▸ Work required:
Please reproduce all of the entries exactly, without omitting any.

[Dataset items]
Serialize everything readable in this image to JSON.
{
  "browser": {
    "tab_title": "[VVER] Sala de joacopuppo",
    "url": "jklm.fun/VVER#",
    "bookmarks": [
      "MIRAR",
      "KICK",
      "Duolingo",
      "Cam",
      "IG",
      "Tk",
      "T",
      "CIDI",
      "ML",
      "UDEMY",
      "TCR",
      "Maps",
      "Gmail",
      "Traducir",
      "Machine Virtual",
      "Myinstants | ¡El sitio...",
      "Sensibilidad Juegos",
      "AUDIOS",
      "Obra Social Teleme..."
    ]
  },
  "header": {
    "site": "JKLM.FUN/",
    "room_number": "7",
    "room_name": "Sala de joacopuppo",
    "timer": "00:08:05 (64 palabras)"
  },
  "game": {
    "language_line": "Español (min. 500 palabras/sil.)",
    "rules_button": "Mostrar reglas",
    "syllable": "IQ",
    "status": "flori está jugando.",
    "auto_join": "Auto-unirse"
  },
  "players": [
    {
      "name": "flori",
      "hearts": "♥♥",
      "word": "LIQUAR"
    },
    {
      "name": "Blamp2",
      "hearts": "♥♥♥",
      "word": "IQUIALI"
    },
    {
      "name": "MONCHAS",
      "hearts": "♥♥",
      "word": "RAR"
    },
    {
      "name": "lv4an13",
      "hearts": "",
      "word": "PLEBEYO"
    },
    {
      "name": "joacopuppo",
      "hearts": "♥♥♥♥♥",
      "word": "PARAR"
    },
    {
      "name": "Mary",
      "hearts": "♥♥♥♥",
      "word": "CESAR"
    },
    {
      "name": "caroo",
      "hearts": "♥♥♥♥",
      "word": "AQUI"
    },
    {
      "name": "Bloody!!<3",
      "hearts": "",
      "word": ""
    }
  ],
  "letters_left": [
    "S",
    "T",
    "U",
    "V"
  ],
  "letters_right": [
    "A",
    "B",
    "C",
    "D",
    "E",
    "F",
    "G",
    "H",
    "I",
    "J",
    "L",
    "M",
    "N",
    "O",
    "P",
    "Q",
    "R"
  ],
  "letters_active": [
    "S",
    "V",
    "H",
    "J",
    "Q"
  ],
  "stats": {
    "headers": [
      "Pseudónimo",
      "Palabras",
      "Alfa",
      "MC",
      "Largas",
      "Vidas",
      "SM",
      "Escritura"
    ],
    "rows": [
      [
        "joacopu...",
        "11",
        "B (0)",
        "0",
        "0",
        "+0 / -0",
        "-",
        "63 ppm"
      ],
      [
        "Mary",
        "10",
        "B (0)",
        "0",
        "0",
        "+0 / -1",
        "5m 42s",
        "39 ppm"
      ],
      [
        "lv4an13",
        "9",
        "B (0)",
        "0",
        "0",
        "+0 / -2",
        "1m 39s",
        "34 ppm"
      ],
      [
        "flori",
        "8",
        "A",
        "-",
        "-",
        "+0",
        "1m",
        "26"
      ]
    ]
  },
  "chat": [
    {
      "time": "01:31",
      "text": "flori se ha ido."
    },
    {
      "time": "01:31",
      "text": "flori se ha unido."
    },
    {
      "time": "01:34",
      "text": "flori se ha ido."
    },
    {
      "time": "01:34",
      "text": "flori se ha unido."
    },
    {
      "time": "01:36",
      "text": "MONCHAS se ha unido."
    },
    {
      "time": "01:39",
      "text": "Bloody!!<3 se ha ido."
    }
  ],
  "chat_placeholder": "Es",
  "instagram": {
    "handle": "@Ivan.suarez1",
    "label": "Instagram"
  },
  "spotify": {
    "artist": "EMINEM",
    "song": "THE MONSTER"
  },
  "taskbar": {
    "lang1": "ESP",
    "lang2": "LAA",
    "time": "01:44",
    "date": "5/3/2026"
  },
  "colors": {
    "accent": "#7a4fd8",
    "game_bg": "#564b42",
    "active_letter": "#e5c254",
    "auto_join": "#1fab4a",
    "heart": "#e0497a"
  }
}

▸ Result for this exercise:
Serialize everything readable in this image to JSON.
{
  "browser": {
    "tab_title": "[VVER] Sala de joacopuppo",
    "url": "jklm.fun/VVER#",
    "bookmarks": [
      "MIRAR",
      "KICK",
      "Duolingo",
      "Cam",
      "IG",
      "Tk",
      "T",
      "CIDI",
      "ML",
      "UDEMY",
      "TCR",
      "Maps",
      "Gmail",
      "Traducir",
      "Machine Virtual",
      "Myinstants | ¡El sitio...",
      "Sensibilidad Juegos",
      "AUDIOS",
      "Obra Social Teleme..."
    ]
  },
  "header": {
    "site": "JKLM.FUN/",
    "room_number": "7",
    "room_name": "Sala de joacopuppo",
    "timer": "00:08:05 (64 palabras)"
  },
  "game": {
    "language_line": "Español (min. 500 palabras/sil.)",
    "rules_button": "Mostrar reglas",
    "syllable": "IQ",
    "status": "flori está jugando.",
    "auto_join": "Auto-unirse"
  },
  "players": [
    {
      "name": "flori",
      "hearts": "♥♥",
      "word": "LIQUAR"
    },
    {
      "name": "Blamp2",
      "hearts": "♥♥♥",
      "word": "IQUIALI"
    },
    {
      "name": "MONCHAS",
      "hearts": "♥♥",
      "word": "RAR"
    },
    {
      "name": "lv4an13",
      "hearts": "",
      "word": "PLEBEYO"
    },
    {
      "name": "joacopuppo",
      "hearts": "♥♥♥♥♥",
      "word": "PARAR"
    },
    {
      "name": "Mary",
      "hearts": "♥♥♥♥",
      "word": "CESAR"
    },
    {
      "name": "caroo",
      "hearts": "♥♥♥♥",
      "word": "AQUI"
    },
    {
      "name": "Bloody!!<3",
      "hearts": "",
      "word": ""
    }
  ],
  "letters_left": [
    "S",
    "T",
    "U",
    "V"
  ],
  "letters_right": [
    "A",
    "B",
    "C",
    "D",
    "E",
    "F",
    "G",
    "H",
    "I",
    "J",
    "L",
    "M",
    "N",
    "O",
    "P",
    "Q",
    "R"
  ],
  "letters_active": [
    "S",
    "V",
    "H",
    "J",
    "Q"
  ],
  "stats": {
    "headers": [
      "Pseudónimo",
      "Palabras",
      "Alfa",
      "MC",
      "Largas",
      "Vidas",
      "SM",
      "Escritura"
    ],
    "rows": [
      [
        "joacopu...",
        "11",
        "B (0)",
        "0",
        "0",
        "+0 / -0",
        "-",
        "63 ppm"
      ],
      [
        "Mary",
        "10",
        "B (0)",
        "0",
        "0",
        "+0 / -1",
        "5m 42s",
        "39 ppm"
      ],
      [
        "lv4an13",
        "9",
        "B (0)",
        "0",
        "0",
        "+0 / -2",
        "1m 39s",
        "34 ppm"
      ],
      [
        "flori",
        "8",
        "A",
        "-",
        "-",
        "+0",
        "1m",
        "26"
      ]
    ]
  },
  "chat": [
    {
      "time": "01:31",
      "text": "flori se ha ido."
    },
    {
      "time": "01:31",
      "text": "flori se ha unido."
    },
    {
      "time": "01:34",
      "text": "flori se ha ido."
    },
    {
      "time": "01:34",
      "text": "flori se ha unido."
    },
    {
      "time": "01:36",
      "text": "MONCHAS se ha unido."
    },
    {
      "time": "01:39",
      "text": "Bloody!!<3 se ha ido."
    }
  ],
  "chat_placeholder": "Es",
  "instagram": {
    "handle": "@Ivan.suarez1",
    "label": "Instagram"
  },
  "spotify": {
    "artist": "EMINEM",
    "song": "THE MONSTER"
  },
  "taskbar": {
    "lang1": "ESP",
    "lang2": "LAA",
    "time": "01:44",
    "date": "5/3/2026"
  },
  "colors": {
    "accent": "#7a4fd8",
    "game_bg": "#564b42",
    "active_letter": "#e5c254",
    "auto_join": "#1fab4a",
    "heart": "#e0497a"
  }
}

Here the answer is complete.